“Cat on a Hot Tin Roof” is the story of a Southern family in crisis. Its patriarch, a hot-tempered wealthy plantation owner, faces impending death as his adult children squabble in desperate attempts to secure the family inheritance. Throughout the course of the play, it becomes clear that the family has long constructed a web of deceit for itself. As director Ron Ziegler puts it, “Everyone is lying to themselves.”
In its review of the play, The NY Journal-American said “…Williams has fashioned his most compelling characters.” Those characters will be familiar to seasoned theatre goers as well as classic film buffs who know the 1958 movie starring Paul Newman and Elizabeth Taylor.
Venice Theatre Executive Director Murray Chase plays the role of Big Daddy for a second time in his career. “This time I am closer to the appropriate age and stage in life,” he says. A native of Mississippi and a Tennessee Williams scholar, Chase brings much experience and knowledge to the role. Playing his troubled son Brick is Patrick Tancey. Brick’s wife who describes herself as feeling, “as taut and insecure as a cat on a hot tin roof” is played by Amanda Heisey. In addition to the three leading actors, the cast also features Mary Kurtz (Big Mamma) as the gentle, truth-fearing matriarch, Shawn Genther (Gooper) as the scheming elder son, Stacy Gilson (Mae) as his competitive wife, and Jack O’Keefe (Doctor Baugh) and Dan Cole (Reverend Tooker) as the family doctor and minister who allow themselves to participate in the lies festering in the household.
“Cat on a Hot Tin Roof” boasts a rich history in American drama with many stage and film versions over the years. Stars have included Kathleen Turner, Ashley Judd, Debbie Allen, Ned Beatty, James Earl Jones and Phyylicia Rahad to name a few.
Of the original production, The New York Times wrote, “This is a gripping and intensely moving play … Mr. Williams is the man of our time who comes closest to hurling the actual blood and bone of life onto the stage; he is also the man whose prose comes closest to being an incisive natural poetry.”
Tickets are $25 for adults, $17 for college students, and $15 for youth up to 12th grade.

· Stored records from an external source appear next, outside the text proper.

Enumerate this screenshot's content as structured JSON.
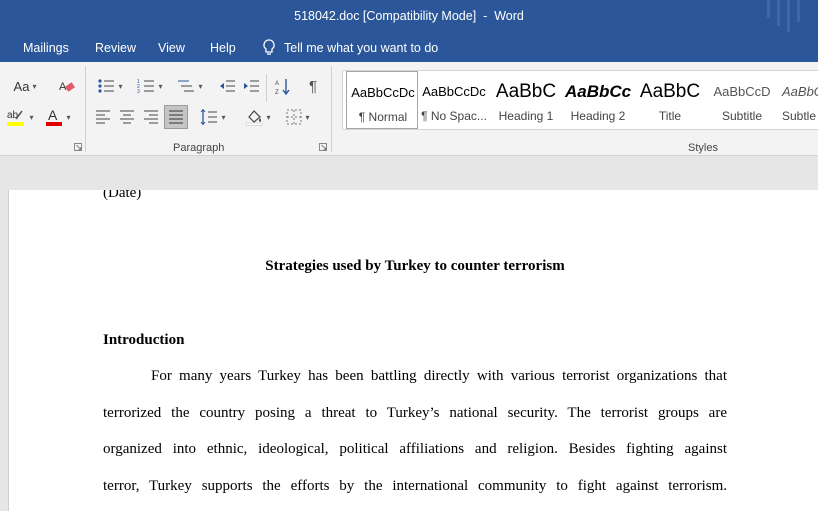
{
  "window": {
    "title": "518042.doc [Compatibility Mode]  -  Word"
  },
  "menu": {
    "tabs": [
      "Mailings",
      "Review",
      "View",
      "Help"
    ],
    "tell_me": "Tell me what you want to do"
  },
  "ribbon": {
    "font_group": {
      "change_case": "Aa"
    },
    "paragraph_label": "Paragraph",
    "styles_label": "Styles",
    "styles": [
      {
        "sample": "AaBbCcDc",
        "name": "¶ Normal"
      },
      {
        "sample": "AaBbCcDc",
        "name": "¶ No Spac..."
      },
      {
        "sample": "AaBbC",
        "name": "Heading 1"
      },
      {
        "sample": "AaBbCc",
        "name": "Heading 2"
      },
      {
        "sample": "AaBbC",
        "name": "Title"
      },
      {
        "sample": "AaBbCcD",
        "name": "Subtitle"
      },
      {
        "sample": "AaBbCcD",
        "name": "Subtle Em..."
      }
    ]
  },
  "document": {
    "date": "(Date)",
    "title": "Strategies used by Turkey to counter terrorism",
    "section_heading": "Introduction",
    "lines": [
      "For many years Turkey has been battling directly with various terrorist organizations that",
      "terrorized the country posing a threat to Turkey’s national security. The terrorist groups are",
      "organized into ethnic, ideological, political affiliations and religion. Besides fighting against",
      "terror, Turkey supports the efforts by the international community to fight against terrorism."
    ]
  },
  "colors": {
    "title_bar": "#2b579a",
    "ribbon": "#f3f3f3",
    "page": "#ffffff"
  }
}
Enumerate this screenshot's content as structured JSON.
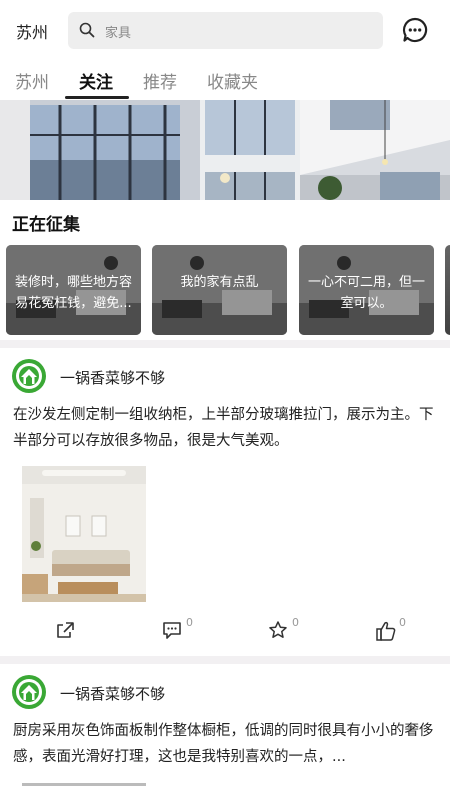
{
  "header": {
    "city": "苏州",
    "search_placeholder": "家具"
  },
  "tabs": [
    {
      "label": "苏州"
    },
    {
      "label": "关注"
    },
    {
      "label": "推荐"
    },
    {
      "label": "收藏夹"
    }
  ],
  "active_tab": "关注",
  "section": {
    "title": "正在征集"
  },
  "cards": [
    {
      "text": "装修时，哪些地方容易花冤枉钱，避免..."
    },
    {
      "text": "我的家有点乱"
    },
    {
      "text": "一心不可二用，但一室可以。"
    }
  ],
  "posts": [
    {
      "author": "一锅香菜够不够",
      "text": "在沙发左侧定制一组收纳柜，上半部分玻璃推拉门，展示为主。下半部分可以存放很多物品，很是大气美观。",
      "comments": "0",
      "stars": "0",
      "likes": "0"
    },
    {
      "author": "一锅香菜够不够",
      "text": "厨房采用灰色饰面板制作整体橱柜，低调的同时很具有小小的奢侈感，表面光滑好打理，这也是我特别喜欢的一点，..."
    }
  ],
  "colors": {
    "avatar_green": "#3aa835",
    "divider": "#f2f0f2",
    "search_bg": "#eeeeee"
  }
}
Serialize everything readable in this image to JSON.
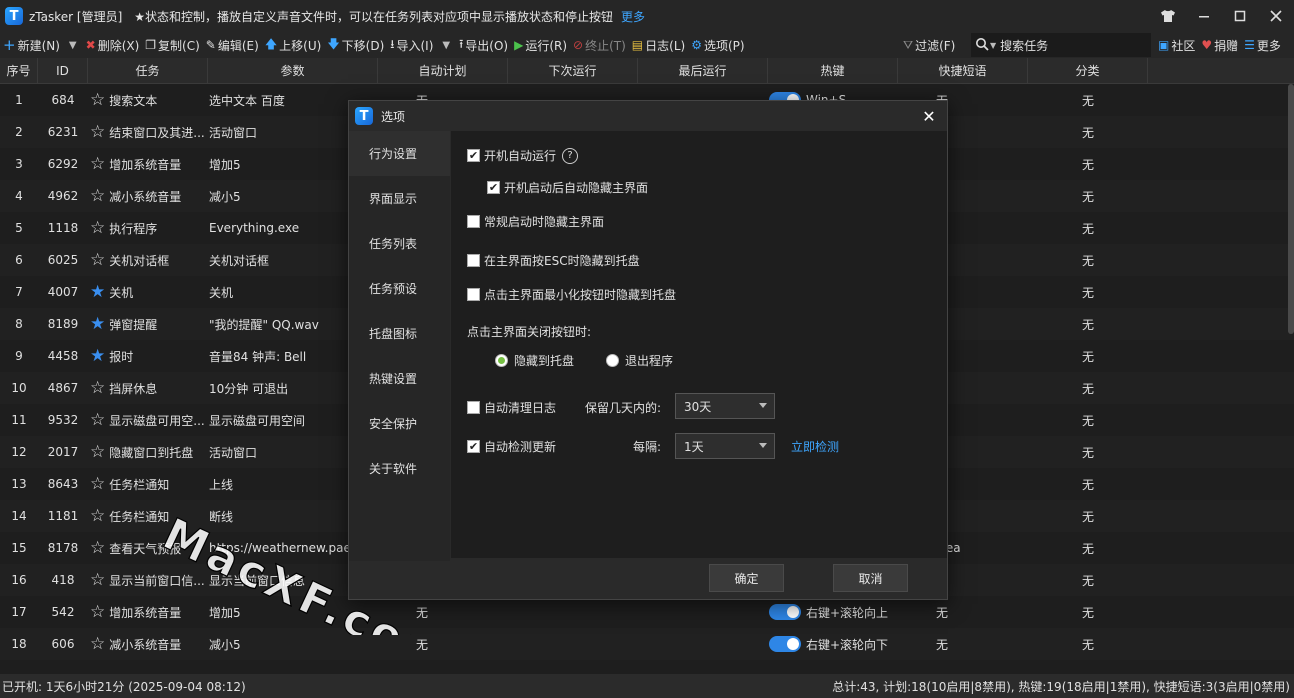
{
  "window": {
    "app_title": "zTasker [管理员]",
    "description": "★状态和控制，播放自定义声音文件时，可以在任务列表对应项中显示播放状态和停止按钮",
    "more_link": "更多",
    "logo_letter": "T"
  },
  "toolbar": {
    "new": "新建(N)",
    "delete": "删除(X)",
    "copy": "复制(C)",
    "edit": "编辑(E)",
    "up": "上移(U)",
    "down": "下移(D)",
    "import": "导入(I)",
    "export": "导出(O)",
    "run": "运行(R)",
    "stop": "终止(T)",
    "log": "日志(L)",
    "options": "选项(P)",
    "filter": "过滤(F)",
    "search_placeholder": "搜索任务",
    "community": "社区",
    "donate": "捐赠",
    "more": "更多"
  },
  "table": {
    "headers": [
      "序号",
      "ID",
      "任务",
      "参数",
      "自动计划",
      "下次运行",
      "最后运行",
      "热键",
      "快捷短语",
      "分类"
    ],
    "rows": [
      {
        "no": "1",
        "id": "684",
        "task": "搜索文本",
        "param": "选中文本 百度",
        "auto": "无",
        "hotkey": "Win+S",
        "phrase": "无",
        "cat": "无",
        "star": "white"
      },
      {
        "no": "2",
        "id": "6231",
        "task": "结束窗口及其进...",
        "param": "活动窗口",
        "auto": "",
        "hotkey": "",
        "phrase": "",
        "cat": "无",
        "star": "white"
      },
      {
        "no": "3",
        "id": "6292",
        "task": "增加系统音量",
        "param": "增加5",
        "auto": "",
        "hotkey": "",
        "phrase": "",
        "cat": "无",
        "star": "white"
      },
      {
        "no": "4",
        "id": "4962",
        "task": "减小系统音量",
        "param": "减小5",
        "auto": "",
        "hotkey": "",
        "phrase": "",
        "cat": "无",
        "star": "white"
      },
      {
        "no": "5",
        "id": "1118",
        "task": "执行程序",
        "param": "Everything.exe",
        "auto": "",
        "hotkey": "",
        "phrase": "",
        "cat": "无",
        "star": "white"
      },
      {
        "no": "6",
        "id": "6025",
        "task": "关机对话框",
        "param": "关机对话框",
        "auto": "",
        "hotkey": "",
        "phrase": "",
        "cat": "无",
        "star": "white"
      },
      {
        "no": "7",
        "id": "4007",
        "task": "关机",
        "param": "关机",
        "auto": "",
        "hotkey": "",
        "phrase": "",
        "cat": "无",
        "star": "blue"
      },
      {
        "no": "8",
        "id": "8189",
        "task": "弹窗提醒",
        "param": "\"我的提醒\" QQ.wav",
        "auto": "",
        "hotkey": "",
        "phrase": "",
        "cat": "无",
        "star": "blue"
      },
      {
        "no": "9",
        "id": "4458",
        "task": "报时",
        "param": "音量84 钟声: Bell",
        "auto": "",
        "hotkey": "",
        "phrase": "",
        "cat": "无",
        "star": "blue"
      },
      {
        "no": "10",
        "id": "4867",
        "task": "挡屏休息",
        "param": "10分钟 可退出",
        "auto": "",
        "hotkey": "",
        "phrase": "",
        "cat": "无",
        "star": "white"
      },
      {
        "no": "11",
        "id": "9532",
        "task": "显示磁盘可用空...",
        "param": "显示磁盘可用空间",
        "auto": "",
        "hotkey": "",
        "phrase": "",
        "cat": "无",
        "star": "white"
      },
      {
        "no": "12",
        "id": "2017",
        "task": "隐藏窗口到托盘",
        "param": "活动窗口",
        "auto": "",
        "hotkey": "",
        "phrase": "",
        "cat": "无",
        "star": "white"
      },
      {
        "no": "13",
        "id": "8643",
        "task": "任务栏通知",
        "param": "上线",
        "auto": "",
        "hotkey": "",
        "phrase": "",
        "cat": "无",
        "star": "white"
      },
      {
        "no": "14",
        "id": "1181",
        "task": "任务栏通知",
        "param": "断线",
        "auto": "",
        "hotkey": "",
        "phrase": "",
        "cat": "无",
        "star": "white"
      },
      {
        "no": "15",
        "id": "8178",
        "task": "查看天气预报",
        "param": "https://weathernew.pae...",
        "auto": "",
        "hotkey": "",
        "phrase": "wea",
        "cat": "无",
        "star": "white"
      },
      {
        "no": "16",
        "id": "418",
        "task": "显示当前窗口信...",
        "param": "显示当前窗口信息",
        "auto": "",
        "hotkey": "",
        "phrase": "",
        "cat": "无",
        "star": "white"
      },
      {
        "no": "17",
        "id": "542",
        "task": "增加系统音量",
        "param": "增加5",
        "auto": "无",
        "hotkey": "右键+滚轮向上",
        "phrase": "无",
        "cat": "无",
        "star": "white"
      },
      {
        "no": "18",
        "id": "606",
        "task": "减小系统音量",
        "param": "减小5",
        "auto": "无",
        "hotkey": "右键+滚轮向下",
        "phrase": "无",
        "cat": "无",
        "star": "white"
      }
    ]
  },
  "status": {
    "left": "已开机: 1天6小时21分 (2025-09-04 08:12)",
    "right": "总计:43, 计划:18(10启用|8禁用), 热键:19(18启用|1禁用), 快捷短语:3(3启用|0禁用)"
  },
  "watermark": "MacXF.com",
  "dialog": {
    "title": "选项",
    "nav": [
      "行为设置",
      "界面显示",
      "任务列表",
      "任务预设",
      "托盘图标",
      "热键设置",
      "安全保护",
      "关于软件"
    ],
    "opt_autostart": "开机自动运行",
    "opt_autostart_hide": "开机启动后自动隐藏主界面",
    "opt_normal_hide": "常规启动时隐藏主界面",
    "opt_esc_tray": "在主界面按ESC时隐藏到托盘",
    "opt_min_tray": "点击主界面最小化按钮时隐藏到托盘",
    "close_label": "点击主界面关闭按钮时:",
    "radio_tray": "隐藏到托盘",
    "radio_exit": "退出程序",
    "opt_clean_log": "自动清理日志",
    "keep_days_label": "保留几天内的:",
    "keep_days_value": "30天",
    "opt_check_update": "自动检测更新",
    "interval_label": "每隔:",
    "interval_value": "1天",
    "check_now": "立即检测",
    "ok": "确定",
    "cancel": "取消"
  }
}
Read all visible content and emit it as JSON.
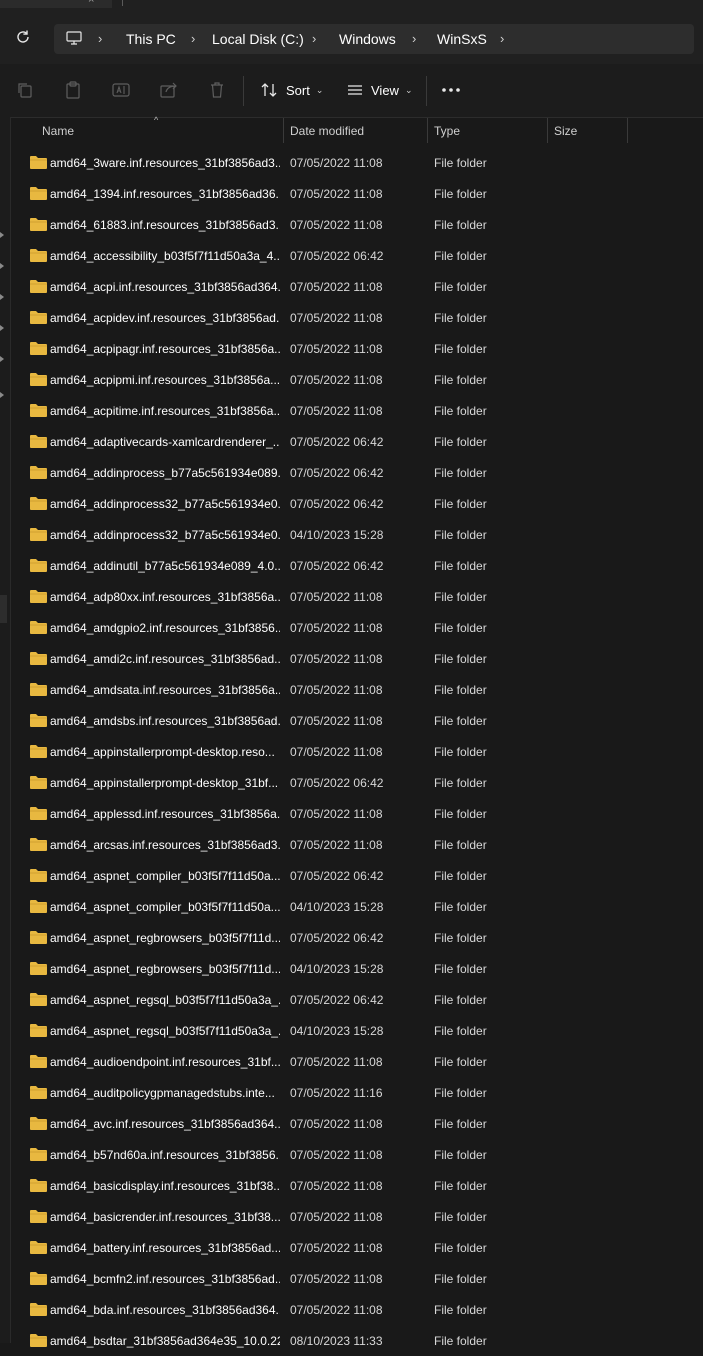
{
  "tab": {
    "close_glyph": "×"
  },
  "address": {
    "breadcrumbs": [
      "This PC",
      "Local Disk (C:)",
      "Windows",
      "WinSxS"
    ]
  },
  "toolbar": {
    "sort_label": "Sort",
    "view_label": "View",
    "more_glyph": "•••"
  },
  "columns": {
    "name": "Name",
    "date": "Date modified",
    "type": "Type",
    "size": "Size"
  },
  "files": [
    {
      "name": "amd64_3ware.inf.resources_31bf3856ad3...",
      "date": "07/05/2022 11:08",
      "type": "File folder",
      "size": ""
    },
    {
      "name": "amd64_1394.inf.resources_31bf3856ad36...",
      "date": "07/05/2022 11:08",
      "type": "File folder",
      "size": ""
    },
    {
      "name": "amd64_61883.inf.resources_31bf3856ad3...",
      "date": "07/05/2022 11:08",
      "type": "File folder",
      "size": ""
    },
    {
      "name": "amd64_accessibility_b03f5f7f11d50a3a_4....",
      "date": "07/05/2022 06:42",
      "type": "File folder",
      "size": ""
    },
    {
      "name": "amd64_acpi.inf.resources_31bf3856ad364...",
      "date": "07/05/2022 11:08",
      "type": "File folder",
      "size": ""
    },
    {
      "name": "amd64_acpidev.inf.resources_31bf3856ad...",
      "date": "07/05/2022 11:08",
      "type": "File folder",
      "size": ""
    },
    {
      "name": "amd64_acpipagr.inf.resources_31bf3856a...",
      "date": "07/05/2022 11:08",
      "type": "File folder",
      "size": ""
    },
    {
      "name": "amd64_acpipmi.inf.resources_31bf3856a...",
      "date": "07/05/2022 11:08",
      "type": "File folder",
      "size": ""
    },
    {
      "name": "amd64_acpitime.inf.resources_31bf3856a...",
      "date": "07/05/2022 11:08",
      "type": "File folder",
      "size": ""
    },
    {
      "name": "amd64_adaptivecards-xamlcardrenderer_...",
      "date": "07/05/2022 06:42",
      "type": "File folder",
      "size": ""
    },
    {
      "name": "amd64_addinprocess_b77a5c561934e089...",
      "date": "07/05/2022 06:42",
      "type": "File folder",
      "size": ""
    },
    {
      "name": "amd64_addinprocess32_b77a5c561934e0...",
      "date": "07/05/2022 06:42",
      "type": "File folder",
      "size": ""
    },
    {
      "name": "amd64_addinprocess32_b77a5c561934e0...",
      "date": "04/10/2023 15:28",
      "type": "File folder",
      "size": ""
    },
    {
      "name": "amd64_addinutil_b77a5c561934e089_4.0....",
      "date": "07/05/2022 06:42",
      "type": "File folder",
      "size": ""
    },
    {
      "name": "amd64_adp80xx.inf.resources_31bf3856a...",
      "date": "07/05/2022 11:08",
      "type": "File folder",
      "size": ""
    },
    {
      "name": "amd64_amdgpio2.inf.resources_31bf3856...",
      "date": "07/05/2022 11:08",
      "type": "File folder",
      "size": ""
    },
    {
      "name": "amd64_amdi2c.inf.resources_31bf3856ad...",
      "date": "07/05/2022 11:08",
      "type": "File folder",
      "size": ""
    },
    {
      "name": "amd64_amdsata.inf.resources_31bf3856a...",
      "date": "07/05/2022 11:08",
      "type": "File folder",
      "size": ""
    },
    {
      "name": "amd64_amdsbs.inf.resources_31bf3856ad...",
      "date": "07/05/2022 11:08",
      "type": "File folder",
      "size": ""
    },
    {
      "name": "amd64_appinstallerprompt-desktop.reso...",
      "date": "07/05/2022 11:08",
      "type": "File folder",
      "size": ""
    },
    {
      "name": "amd64_appinstallerprompt-desktop_31bf...",
      "date": "07/05/2022 06:42",
      "type": "File folder",
      "size": ""
    },
    {
      "name": "amd64_applessd.inf.resources_31bf3856a...",
      "date": "07/05/2022 11:08",
      "type": "File folder",
      "size": ""
    },
    {
      "name": "amd64_arcsas.inf.resources_31bf3856ad3...",
      "date": "07/05/2022 11:08",
      "type": "File folder",
      "size": ""
    },
    {
      "name": "amd64_aspnet_compiler_b03f5f7f11d50a...",
      "date": "07/05/2022 06:42",
      "type": "File folder",
      "size": ""
    },
    {
      "name": "amd64_aspnet_compiler_b03f5f7f11d50a...",
      "date": "04/10/2023 15:28",
      "type": "File folder",
      "size": ""
    },
    {
      "name": "amd64_aspnet_regbrowsers_b03f5f7f11d...",
      "date": "07/05/2022 06:42",
      "type": "File folder",
      "size": ""
    },
    {
      "name": "amd64_aspnet_regbrowsers_b03f5f7f11d...",
      "date": "04/10/2023 15:28",
      "type": "File folder",
      "size": ""
    },
    {
      "name": "amd64_aspnet_regsql_b03f5f7f11d50a3a_...",
      "date": "07/05/2022 06:42",
      "type": "File folder",
      "size": ""
    },
    {
      "name": "amd64_aspnet_regsql_b03f5f7f11d50a3a_...",
      "date": "04/10/2023 15:28",
      "type": "File folder",
      "size": ""
    },
    {
      "name": "amd64_audioendpoint.inf.resources_31bf...",
      "date": "07/05/2022 11:08",
      "type": "File folder",
      "size": ""
    },
    {
      "name": "amd64_auditpolicygpmanagedstubs.inte...",
      "date": "07/05/2022 11:16",
      "type": "File folder",
      "size": ""
    },
    {
      "name": "amd64_avc.inf.resources_31bf3856ad364...",
      "date": "07/05/2022 11:08",
      "type": "File folder",
      "size": ""
    },
    {
      "name": "amd64_b57nd60a.inf.resources_31bf3856...",
      "date": "07/05/2022 11:08",
      "type": "File folder",
      "size": ""
    },
    {
      "name": "amd64_basicdisplay.inf.resources_31bf38...",
      "date": "07/05/2022 11:08",
      "type": "File folder",
      "size": ""
    },
    {
      "name": "amd64_basicrender.inf.resources_31bf38...",
      "date": "07/05/2022 11:08",
      "type": "File folder",
      "size": ""
    },
    {
      "name": "amd64_battery.inf.resources_31bf3856ad...",
      "date": "07/05/2022 11:08",
      "type": "File folder",
      "size": ""
    },
    {
      "name": "amd64_bcmfn2.inf.resources_31bf3856ad...",
      "date": "07/05/2022 11:08",
      "type": "File folder",
      "size": ""
    },
    {
      "name": "amd64_bda.inf.resources_31bf3856ad364...",
      "date": "07/05/2022 11:08",
      "type": "File folder",
      "size": ""
    },
    {
      "name": "amd64_bsdtar_31bf3856ad364e35_10.0.22...",
      "date": "08/10/2023 11:33",
      "type": "File folder",
      "size": ""
    }
  ],
  "colors": {
    "folder": "#e8b840",
    "background": "#191919",
    "text": "#ffffff"
  }
}
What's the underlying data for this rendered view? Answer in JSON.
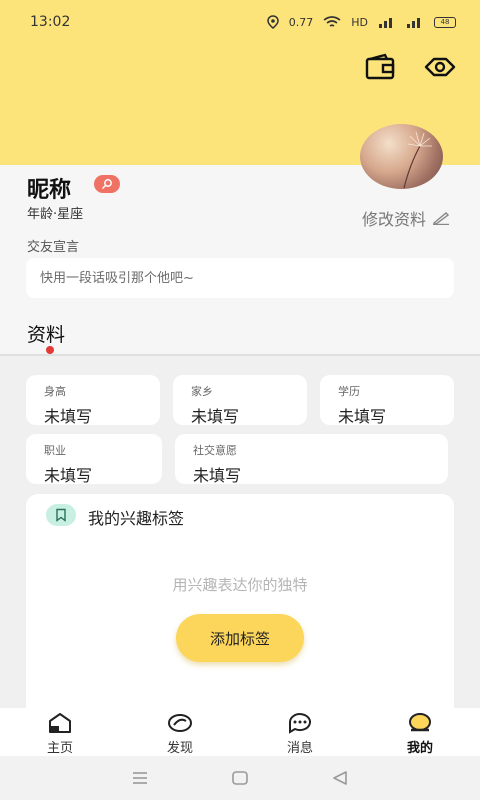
{
  "status_bar": {
    "time": "13:02",
    "net_speed": "0.77",
    "network_label": "HD",
    "battery": "48"
  },
  "profile": {
    "nickname": "昵称",
    "age_constellation": "年龄·星座",
    "edit_label": "修改资料",
    "motto_label": "交友宣言",
    "motto_placeholder": "快用一段话吸引那个他吧~"
  },
  "section_tab": "资料",
  "fields": [
    {
      "label": "身高",
      "value": "未填写"
    },
    {
      "label": "家乡",
      "value": "未填写"
    },
    {
      "label": "学历",
      "value": "未填写"
    },
    {
      "label": "职业",
      "value": "未填写"
    },
    {
      "label": "社交意愿",
      "value": "未填写"
    }
  ],
  "interests": {
    "title": "我的兴趣标签",
    "empty_hint": "用兴趣表达你的独特",
    "add_button": "添加标签"
  },
  "bottom_nav": [
    {
      "label": "主页",
      "icon": "home-icon"
    },
    {
      "label": "发现",
      "icon": "discover-icon"
    },
    {
      "label": "消息",
      "icon": "message-icon"
    },
    {
      "label": "我的",
      "icon": "profile-icon",
      "active": true
    }
  ],
  "colors": {
    "header_yellow": "#fde47a",
    "button_yellow": "#fcd65a",
    "badge_red": "#f07264",
    "dot_red": "#e53935"
  }
}
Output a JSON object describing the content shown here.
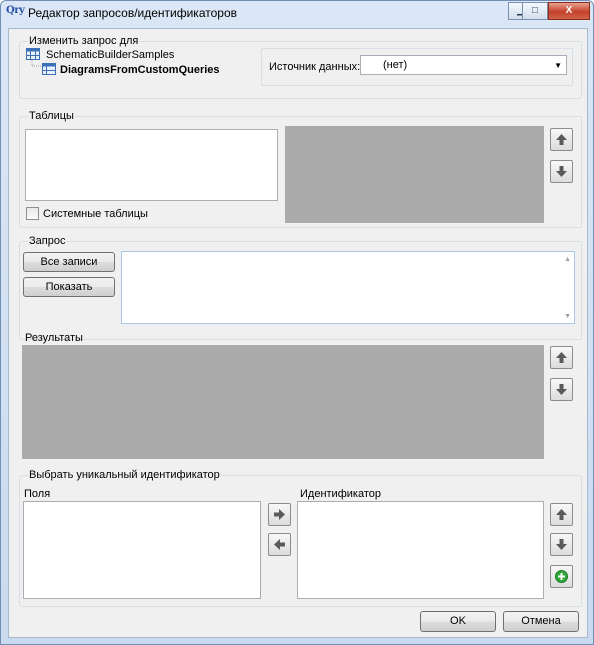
{
  "window": {
    "title": "Редактор запросов/идентификаторов",
    "icon_text": "Qry",
    "controls": {
      "minimize": "▁",
      "maximize": "□",
      "close": "X"
    }
  },
  "change_query": {
    "group_label": "Изменить запрос для",
    "tree": [
      {
        "label": "SchematicBuilderSamples",
        "icon": "database-icon",
        "bold": false
      },
      {
        "label": "DiagramsFromCustomQueries",
        "icon": "table-icon",
        "bold": true
      }
    ],
    "datasource_label": "Источник данных:",
    "datasource_value": "(нет)"
  },
  "tables": {
    "group_label": "Таблицы",
    "system_tables_label": "Системные таблицы",
    "system_tables_checked": false
  },
  "query": {
    "group_label": "Запрос",
    "all_records_button": "Все записи",
    "show_button": "Показать",
    "query_text": ""
  },
  "results": {
    "label": "Результаты"
  },
  "unique_id": {
    "group_label": "Выбрать уникальный идентификатор",
    "fields_label": "Поля",
    "identifier_label": "Идентификатор"
  },
  "footer": {
    "ok_button": "OK",
    "cancel_button": "Отмена"
  },
  "icons": {
    "move_up": "arrow-up-icon",
    "move_down": "arrow-down-icon",
    "move_right": "arrow-right-icon",
    "move_left": "arrow-left-icon",
    "add": "green-plus-icon"
  },
  "colors": {
    "gray_panel": "#ababab",
    "title_bar": "#c9daef",
    "client": "#f0f0f0"
  }
}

Tickets are available at the box office at 941-488-1115 or online at www.venicestage.com. Venice Theatre is located at 140 W. Tampa Ave. on the island in Venice. Box office hours are from 10 a.m. to 5 p.m. Monday through Friday and one hour before show time.